**Data for this task:**

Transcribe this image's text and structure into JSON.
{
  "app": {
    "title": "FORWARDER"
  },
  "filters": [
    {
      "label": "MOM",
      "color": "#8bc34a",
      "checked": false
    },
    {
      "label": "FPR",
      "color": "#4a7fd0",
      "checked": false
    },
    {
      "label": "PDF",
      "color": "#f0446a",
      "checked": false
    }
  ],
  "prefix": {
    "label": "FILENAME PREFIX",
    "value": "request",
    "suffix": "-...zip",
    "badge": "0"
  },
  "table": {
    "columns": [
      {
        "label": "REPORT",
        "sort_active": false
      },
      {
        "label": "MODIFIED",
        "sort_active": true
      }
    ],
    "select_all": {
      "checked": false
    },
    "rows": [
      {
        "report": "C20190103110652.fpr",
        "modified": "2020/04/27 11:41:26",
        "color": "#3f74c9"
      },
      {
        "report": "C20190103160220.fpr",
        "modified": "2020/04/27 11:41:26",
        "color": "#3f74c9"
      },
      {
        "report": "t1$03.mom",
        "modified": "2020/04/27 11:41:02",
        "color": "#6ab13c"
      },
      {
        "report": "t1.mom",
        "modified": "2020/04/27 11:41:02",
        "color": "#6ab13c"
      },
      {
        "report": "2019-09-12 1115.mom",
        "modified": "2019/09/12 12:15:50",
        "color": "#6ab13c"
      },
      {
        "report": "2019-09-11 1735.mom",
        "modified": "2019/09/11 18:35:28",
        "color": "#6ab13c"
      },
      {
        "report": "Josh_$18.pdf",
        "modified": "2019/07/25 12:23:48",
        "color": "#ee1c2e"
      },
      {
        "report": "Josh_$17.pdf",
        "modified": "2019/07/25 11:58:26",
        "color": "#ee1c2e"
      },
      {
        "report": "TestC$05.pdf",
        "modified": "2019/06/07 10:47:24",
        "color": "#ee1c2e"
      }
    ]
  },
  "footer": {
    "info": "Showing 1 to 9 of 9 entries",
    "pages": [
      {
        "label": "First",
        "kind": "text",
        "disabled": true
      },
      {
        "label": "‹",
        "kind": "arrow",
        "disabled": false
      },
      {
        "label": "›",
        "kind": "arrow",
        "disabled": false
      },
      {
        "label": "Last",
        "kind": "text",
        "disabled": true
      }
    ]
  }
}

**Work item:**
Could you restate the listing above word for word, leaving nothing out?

**Exercise solution:**
Transcribe this image's text and structure into JSON.
{
  "app": {
    "title": "FORWARDER"
  },
  "filters": [
    {
      "label": "MOM",
      "color": "#8bc34a",
      "checked": false
    },
    {
      "label": "FPR",
      "color": "#4a7fd0",
      "checked": false
    },
    {
      "label": "PDF",
      "color": "#f0446a",
      "checked": false
    }
  ],
  "prefix": {
    "label": "FILENAME PREFIX",
    "value": "request",
    "suffix": "-...zip",
    "badge": "0"
  },
  "table": {
    "columns": [
      {
        "label": "REPORT",
        "sort_active": false
      },
      {
        "label": "MODIFIED",
        "sort_active": true
      }
    ],
    "select_all": {
      "checked": false
    },
    "rows": [
      {
        "report": "C20190103110652.fpr",
        "modified": "2020/04/27 11:41:26",
        "color": "#3f74c9"
      },
      {
        "report": "C20190103160220.fpr",
        "modified": "2020/04/27 11:41:26",
        "color": "#3f74c9"
      },
      {
        "report": "t1$03.mom",
        "modified": "2020/04/27 11:41:02",
        "color": "#6ab13c"
      },
      {
        "report": "t1.mom",
        "modified": "2020/04/27 11:41:02",
        "color": "#6ab13c"
      },
      {
        "report": "2019-09-12 1115.mom",
        "modified": "2019/09/12 12:15:50",
        "color": "#6ab13c"
      },
      {
        "report": "2019-09-11 1735.mom",
        "modified": "2019/09/11 18:35:28",
        "color": "#6ab13c"
      },
      {
        "report": "Josh_$18.pdf",
        "modified": "2019/07/25 12:23:48",
        "color": "#ee1c2e"
      },
      {
        "report": "Josh_$17.pdf",
        "modified": "2019/07/25 11:58:26",
        "color": "#ee1c2e"
      },
      {
        "report": "TestC$05.pdf",
        "modified": "2019/06/07 10:47:24",
        "color": "#ee1c2e"
      }
    ]
  },
  "footer": {
    "info": "Showing 1 to 9 of 9 entries",
    "pages": [
      {
        "label": "First",
        "kind": "text",
        "disabled": true
      },
      {
        "label": "‹",
        "kind": "arrow",
        "disabled": false
      },
      {
        "label": "›",
        "kind": "arrow",
        "disabled": false
      },
      {
        "label": "Last",
        "kind": "text",
        "disabled": true
      }
    ]
  }
}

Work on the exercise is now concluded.